--- WHAT THIS TASK INVOLVES ---
What lines of the data hold the string "shower"? Pull each one out.

(INFORMATION)

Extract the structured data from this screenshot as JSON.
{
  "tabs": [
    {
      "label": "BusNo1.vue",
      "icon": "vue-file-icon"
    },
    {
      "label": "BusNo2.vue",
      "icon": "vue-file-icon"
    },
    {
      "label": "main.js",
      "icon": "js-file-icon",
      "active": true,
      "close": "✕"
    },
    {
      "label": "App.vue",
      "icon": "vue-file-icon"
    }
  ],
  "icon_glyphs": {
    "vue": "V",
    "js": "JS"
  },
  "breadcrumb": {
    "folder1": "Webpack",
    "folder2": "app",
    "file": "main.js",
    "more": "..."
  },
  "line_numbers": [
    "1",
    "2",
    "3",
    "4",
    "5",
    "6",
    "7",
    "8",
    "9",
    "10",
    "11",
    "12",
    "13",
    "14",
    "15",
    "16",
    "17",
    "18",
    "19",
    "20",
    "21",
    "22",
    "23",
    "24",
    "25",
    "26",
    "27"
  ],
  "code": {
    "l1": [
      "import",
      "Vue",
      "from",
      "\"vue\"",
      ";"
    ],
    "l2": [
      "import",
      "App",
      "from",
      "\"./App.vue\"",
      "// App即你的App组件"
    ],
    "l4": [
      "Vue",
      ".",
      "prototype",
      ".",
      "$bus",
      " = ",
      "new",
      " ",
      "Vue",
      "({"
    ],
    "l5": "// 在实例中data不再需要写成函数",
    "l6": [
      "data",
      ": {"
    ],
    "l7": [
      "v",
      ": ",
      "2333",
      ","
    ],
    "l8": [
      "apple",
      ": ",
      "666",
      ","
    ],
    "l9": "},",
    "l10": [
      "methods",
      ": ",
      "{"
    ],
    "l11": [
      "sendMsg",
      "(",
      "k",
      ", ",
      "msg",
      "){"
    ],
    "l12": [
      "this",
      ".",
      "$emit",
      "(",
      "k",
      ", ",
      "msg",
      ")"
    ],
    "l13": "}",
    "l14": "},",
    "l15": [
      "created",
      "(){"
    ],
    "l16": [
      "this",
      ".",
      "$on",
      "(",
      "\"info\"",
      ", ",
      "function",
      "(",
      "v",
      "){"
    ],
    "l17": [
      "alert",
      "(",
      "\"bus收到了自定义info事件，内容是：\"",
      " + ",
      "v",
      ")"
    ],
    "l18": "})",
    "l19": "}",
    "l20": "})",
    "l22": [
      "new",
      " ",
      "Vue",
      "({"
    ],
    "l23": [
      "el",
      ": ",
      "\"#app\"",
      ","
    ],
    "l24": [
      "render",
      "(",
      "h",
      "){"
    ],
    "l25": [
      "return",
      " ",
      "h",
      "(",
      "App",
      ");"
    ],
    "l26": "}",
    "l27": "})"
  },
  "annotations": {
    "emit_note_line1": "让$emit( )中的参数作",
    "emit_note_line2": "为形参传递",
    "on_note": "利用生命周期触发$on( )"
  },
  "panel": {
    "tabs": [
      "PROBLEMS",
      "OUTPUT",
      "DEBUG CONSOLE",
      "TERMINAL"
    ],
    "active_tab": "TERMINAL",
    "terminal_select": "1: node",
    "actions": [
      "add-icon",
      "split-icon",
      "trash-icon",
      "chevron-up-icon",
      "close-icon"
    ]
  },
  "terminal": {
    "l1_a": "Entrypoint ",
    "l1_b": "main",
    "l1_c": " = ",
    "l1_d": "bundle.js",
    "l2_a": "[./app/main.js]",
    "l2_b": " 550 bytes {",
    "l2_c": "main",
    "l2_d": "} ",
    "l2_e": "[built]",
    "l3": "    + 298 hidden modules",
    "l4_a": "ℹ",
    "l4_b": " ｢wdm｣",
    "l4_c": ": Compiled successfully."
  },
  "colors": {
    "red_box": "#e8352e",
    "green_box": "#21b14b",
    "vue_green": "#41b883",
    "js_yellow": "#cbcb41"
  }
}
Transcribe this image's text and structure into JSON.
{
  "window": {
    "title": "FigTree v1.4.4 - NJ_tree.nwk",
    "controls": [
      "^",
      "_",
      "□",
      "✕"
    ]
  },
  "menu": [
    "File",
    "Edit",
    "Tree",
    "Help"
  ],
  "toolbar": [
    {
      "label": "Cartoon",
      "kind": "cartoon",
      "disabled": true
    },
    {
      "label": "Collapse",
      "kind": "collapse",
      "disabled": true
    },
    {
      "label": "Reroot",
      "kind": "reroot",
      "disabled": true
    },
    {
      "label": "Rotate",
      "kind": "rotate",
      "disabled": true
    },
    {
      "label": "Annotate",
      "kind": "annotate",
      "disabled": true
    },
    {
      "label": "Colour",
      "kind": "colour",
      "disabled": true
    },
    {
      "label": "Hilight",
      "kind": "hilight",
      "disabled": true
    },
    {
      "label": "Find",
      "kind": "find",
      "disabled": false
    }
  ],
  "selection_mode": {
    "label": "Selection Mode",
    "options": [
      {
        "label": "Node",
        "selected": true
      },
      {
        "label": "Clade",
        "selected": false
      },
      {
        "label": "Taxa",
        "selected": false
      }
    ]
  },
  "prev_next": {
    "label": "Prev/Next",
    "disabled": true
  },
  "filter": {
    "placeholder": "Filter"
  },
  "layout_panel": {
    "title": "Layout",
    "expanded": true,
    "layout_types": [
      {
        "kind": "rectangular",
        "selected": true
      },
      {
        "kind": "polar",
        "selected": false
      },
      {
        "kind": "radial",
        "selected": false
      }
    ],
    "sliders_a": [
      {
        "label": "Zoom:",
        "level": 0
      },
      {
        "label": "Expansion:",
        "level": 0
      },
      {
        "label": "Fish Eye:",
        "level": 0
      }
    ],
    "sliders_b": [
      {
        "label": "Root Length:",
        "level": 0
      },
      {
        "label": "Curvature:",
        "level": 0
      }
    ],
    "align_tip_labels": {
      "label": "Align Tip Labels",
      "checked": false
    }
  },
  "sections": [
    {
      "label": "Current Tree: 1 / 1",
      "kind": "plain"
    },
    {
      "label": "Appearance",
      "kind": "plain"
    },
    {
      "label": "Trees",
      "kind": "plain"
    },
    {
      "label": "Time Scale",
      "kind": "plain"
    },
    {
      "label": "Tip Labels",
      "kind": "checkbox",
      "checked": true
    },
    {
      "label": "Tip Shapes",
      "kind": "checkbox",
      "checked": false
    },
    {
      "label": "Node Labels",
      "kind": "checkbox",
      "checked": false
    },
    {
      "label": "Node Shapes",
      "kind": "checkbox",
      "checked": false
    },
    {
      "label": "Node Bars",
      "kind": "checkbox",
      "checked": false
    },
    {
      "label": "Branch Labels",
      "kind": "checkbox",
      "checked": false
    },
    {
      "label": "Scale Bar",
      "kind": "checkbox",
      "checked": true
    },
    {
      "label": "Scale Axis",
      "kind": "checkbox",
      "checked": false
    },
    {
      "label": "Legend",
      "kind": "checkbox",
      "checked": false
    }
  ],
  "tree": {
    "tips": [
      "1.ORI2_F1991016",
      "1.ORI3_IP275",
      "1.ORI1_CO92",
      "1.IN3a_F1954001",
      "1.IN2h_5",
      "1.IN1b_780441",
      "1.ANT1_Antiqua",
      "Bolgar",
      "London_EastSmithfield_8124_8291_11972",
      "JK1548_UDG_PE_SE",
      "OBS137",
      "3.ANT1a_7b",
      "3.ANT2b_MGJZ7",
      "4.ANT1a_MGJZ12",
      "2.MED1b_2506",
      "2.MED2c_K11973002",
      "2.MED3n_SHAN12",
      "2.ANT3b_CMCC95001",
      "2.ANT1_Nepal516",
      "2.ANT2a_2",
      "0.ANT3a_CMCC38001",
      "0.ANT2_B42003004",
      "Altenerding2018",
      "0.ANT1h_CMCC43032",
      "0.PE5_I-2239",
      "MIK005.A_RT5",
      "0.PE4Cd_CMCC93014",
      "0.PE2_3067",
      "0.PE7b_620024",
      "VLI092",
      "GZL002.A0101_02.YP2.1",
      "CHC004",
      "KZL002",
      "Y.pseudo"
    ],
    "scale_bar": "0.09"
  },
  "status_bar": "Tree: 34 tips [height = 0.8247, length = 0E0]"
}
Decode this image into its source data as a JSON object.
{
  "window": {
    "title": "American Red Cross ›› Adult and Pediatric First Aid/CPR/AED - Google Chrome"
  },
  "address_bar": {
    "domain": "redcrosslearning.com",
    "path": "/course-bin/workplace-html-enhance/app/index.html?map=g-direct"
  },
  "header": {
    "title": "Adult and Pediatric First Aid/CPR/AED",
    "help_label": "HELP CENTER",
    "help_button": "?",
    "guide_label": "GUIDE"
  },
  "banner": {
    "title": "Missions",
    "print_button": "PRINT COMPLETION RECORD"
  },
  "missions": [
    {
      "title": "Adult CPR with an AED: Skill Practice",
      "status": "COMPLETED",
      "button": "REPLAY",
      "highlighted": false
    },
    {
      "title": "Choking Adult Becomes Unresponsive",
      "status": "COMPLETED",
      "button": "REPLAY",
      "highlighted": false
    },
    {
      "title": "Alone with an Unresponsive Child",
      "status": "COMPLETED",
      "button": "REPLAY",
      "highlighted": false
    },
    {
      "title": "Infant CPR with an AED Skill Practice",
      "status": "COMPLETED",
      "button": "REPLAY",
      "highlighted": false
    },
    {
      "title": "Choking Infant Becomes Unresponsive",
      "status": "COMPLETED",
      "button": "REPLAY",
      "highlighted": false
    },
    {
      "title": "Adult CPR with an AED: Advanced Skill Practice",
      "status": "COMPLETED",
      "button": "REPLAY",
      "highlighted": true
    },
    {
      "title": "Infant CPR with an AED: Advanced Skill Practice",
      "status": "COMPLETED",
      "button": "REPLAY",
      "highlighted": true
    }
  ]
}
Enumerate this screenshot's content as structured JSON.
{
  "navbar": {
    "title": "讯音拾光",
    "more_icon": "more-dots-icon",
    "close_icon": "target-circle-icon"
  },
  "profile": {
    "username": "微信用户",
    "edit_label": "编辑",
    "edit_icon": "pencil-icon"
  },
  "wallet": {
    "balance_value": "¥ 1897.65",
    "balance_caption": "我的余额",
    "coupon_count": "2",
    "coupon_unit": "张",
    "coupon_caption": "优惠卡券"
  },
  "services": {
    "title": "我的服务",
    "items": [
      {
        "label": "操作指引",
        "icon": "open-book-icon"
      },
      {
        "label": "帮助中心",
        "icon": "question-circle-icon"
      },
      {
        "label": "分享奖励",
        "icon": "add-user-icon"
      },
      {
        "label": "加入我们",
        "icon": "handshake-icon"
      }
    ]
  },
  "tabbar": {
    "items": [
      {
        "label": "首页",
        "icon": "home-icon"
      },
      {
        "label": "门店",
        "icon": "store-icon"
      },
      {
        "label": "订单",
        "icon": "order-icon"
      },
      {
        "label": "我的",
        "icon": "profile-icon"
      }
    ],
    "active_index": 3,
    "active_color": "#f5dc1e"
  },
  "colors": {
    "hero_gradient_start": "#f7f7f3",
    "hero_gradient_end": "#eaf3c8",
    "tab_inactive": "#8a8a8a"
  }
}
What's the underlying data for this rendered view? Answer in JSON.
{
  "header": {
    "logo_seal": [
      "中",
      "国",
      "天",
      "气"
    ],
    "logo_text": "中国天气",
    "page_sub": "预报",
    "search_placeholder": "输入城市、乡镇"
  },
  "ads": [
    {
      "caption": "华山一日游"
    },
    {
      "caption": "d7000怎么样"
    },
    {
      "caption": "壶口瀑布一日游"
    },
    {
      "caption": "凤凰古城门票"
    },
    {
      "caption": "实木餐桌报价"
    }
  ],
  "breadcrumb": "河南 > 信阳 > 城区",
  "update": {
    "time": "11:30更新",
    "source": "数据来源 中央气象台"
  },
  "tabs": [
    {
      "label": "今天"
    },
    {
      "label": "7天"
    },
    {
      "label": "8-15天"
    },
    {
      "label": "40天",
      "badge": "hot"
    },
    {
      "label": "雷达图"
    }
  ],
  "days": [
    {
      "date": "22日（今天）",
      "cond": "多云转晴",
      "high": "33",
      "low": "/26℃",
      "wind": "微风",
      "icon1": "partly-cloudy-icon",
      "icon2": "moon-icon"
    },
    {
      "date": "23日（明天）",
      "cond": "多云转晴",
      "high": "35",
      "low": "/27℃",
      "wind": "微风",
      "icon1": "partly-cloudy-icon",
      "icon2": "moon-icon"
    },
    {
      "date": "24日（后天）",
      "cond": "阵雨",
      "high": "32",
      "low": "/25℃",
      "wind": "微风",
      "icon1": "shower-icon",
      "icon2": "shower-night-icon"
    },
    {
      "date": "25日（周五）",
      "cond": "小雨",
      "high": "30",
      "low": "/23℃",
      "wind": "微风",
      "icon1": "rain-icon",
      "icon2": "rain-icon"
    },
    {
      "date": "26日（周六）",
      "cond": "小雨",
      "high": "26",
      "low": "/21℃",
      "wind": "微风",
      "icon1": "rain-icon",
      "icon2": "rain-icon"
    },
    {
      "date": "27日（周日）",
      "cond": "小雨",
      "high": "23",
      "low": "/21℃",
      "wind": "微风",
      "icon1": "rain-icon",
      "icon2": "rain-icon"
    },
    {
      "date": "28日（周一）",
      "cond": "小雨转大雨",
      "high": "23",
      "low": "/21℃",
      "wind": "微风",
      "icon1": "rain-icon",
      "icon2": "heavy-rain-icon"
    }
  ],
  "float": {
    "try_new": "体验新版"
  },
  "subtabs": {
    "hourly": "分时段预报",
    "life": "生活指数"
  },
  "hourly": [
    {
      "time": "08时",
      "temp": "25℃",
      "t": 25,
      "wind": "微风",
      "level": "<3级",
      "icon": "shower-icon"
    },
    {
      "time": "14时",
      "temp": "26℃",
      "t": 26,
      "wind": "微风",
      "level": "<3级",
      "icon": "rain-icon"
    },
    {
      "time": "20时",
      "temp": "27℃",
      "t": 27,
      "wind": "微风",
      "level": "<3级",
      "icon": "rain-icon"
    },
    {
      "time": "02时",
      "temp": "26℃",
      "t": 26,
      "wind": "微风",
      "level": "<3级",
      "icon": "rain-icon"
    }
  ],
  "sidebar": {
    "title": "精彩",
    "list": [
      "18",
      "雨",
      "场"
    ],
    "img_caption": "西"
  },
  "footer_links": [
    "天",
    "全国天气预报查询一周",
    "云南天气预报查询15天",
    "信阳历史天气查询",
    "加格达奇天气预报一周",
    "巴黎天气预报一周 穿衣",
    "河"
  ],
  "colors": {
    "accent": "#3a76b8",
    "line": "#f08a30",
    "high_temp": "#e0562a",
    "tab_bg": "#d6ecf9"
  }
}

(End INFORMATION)

--- TASK OUTPUT ---
      "icon1": "shower-icon",
      "icon2": "shower-night-icon"
      "icon": "shower-icon"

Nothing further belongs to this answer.